Fourteen faith leaders, including many who have been allies of the administration, are urging the president to include a religious exemption in his upcoming executive order that will ban federal contractors from employment discrimination based on gender identity or sexual orientation.
Tyler Brandt being forced to wear a nametag with a homophobic, ableist slur is but one example of the problems that face LGBT people every day in the workforce, despite President Obama’s attempts to address workplace discrimination of LGBT people on a federal level.
Although the reproductive rights movement and the broader feminist movement have become increasingly intersectional, there is still much work to be done in centering the issues faced by women who are not white, economically advantaged, heterosexual, and cisgender.
The Universal Declaration of Human Rights declared all “men” equal in dignity and rights already in 1948. Setting the gendered aspect of this wording aside, it is clear also that, more than five decades later, not all human beings in practice enjoy equal rights.
While there have been recent transgender rights victories for students in California and Colorado, there are also plenty of roadblocks in guaranteeing equal representation and protection.

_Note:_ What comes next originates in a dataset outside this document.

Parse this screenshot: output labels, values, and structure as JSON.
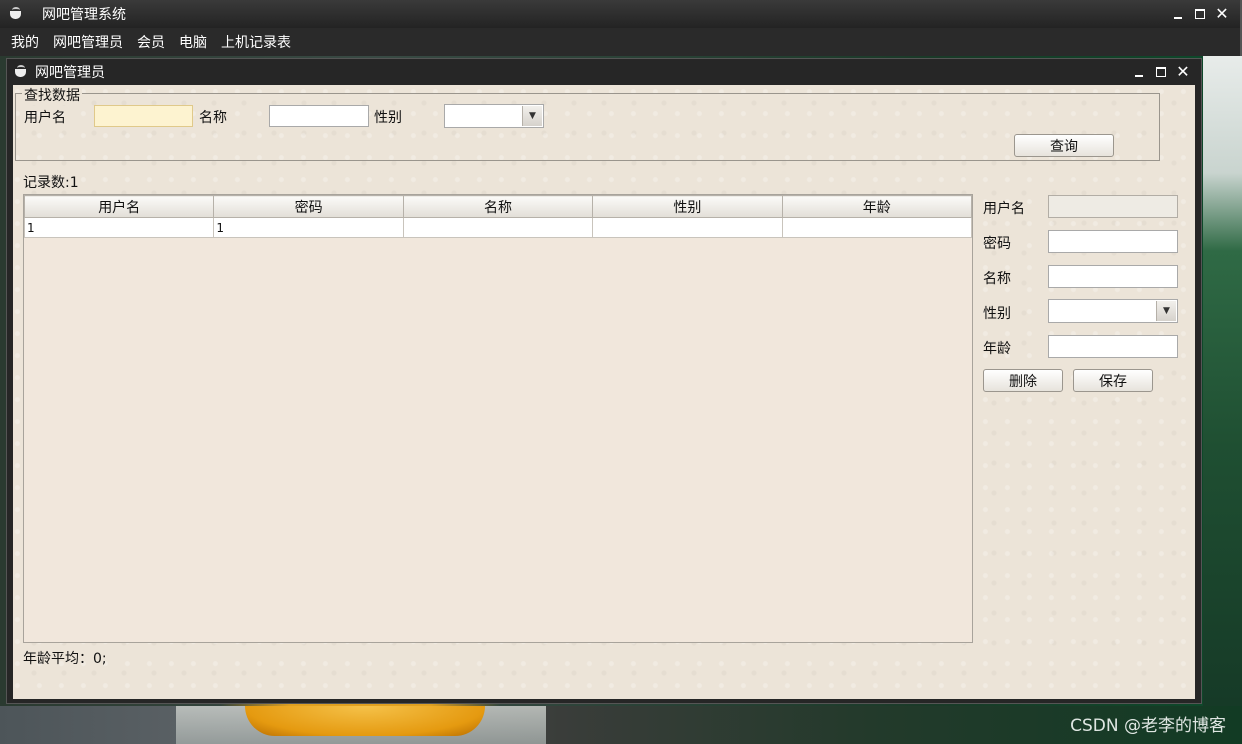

Assurances that federal workplace anti-discrimination protections for LGBT people will exempt religious bodies from oversight should mollify conservatives, but they don’t.
An inclusive ENDA banning discrimination based on sexual orientation and gender identity and expression in workplaces has been re-introduced in Congress.
A special committee of the Kalamazoo City Commission is expected to move a controversial anti-discrimination ordinance back to the full commission for final reconsideration.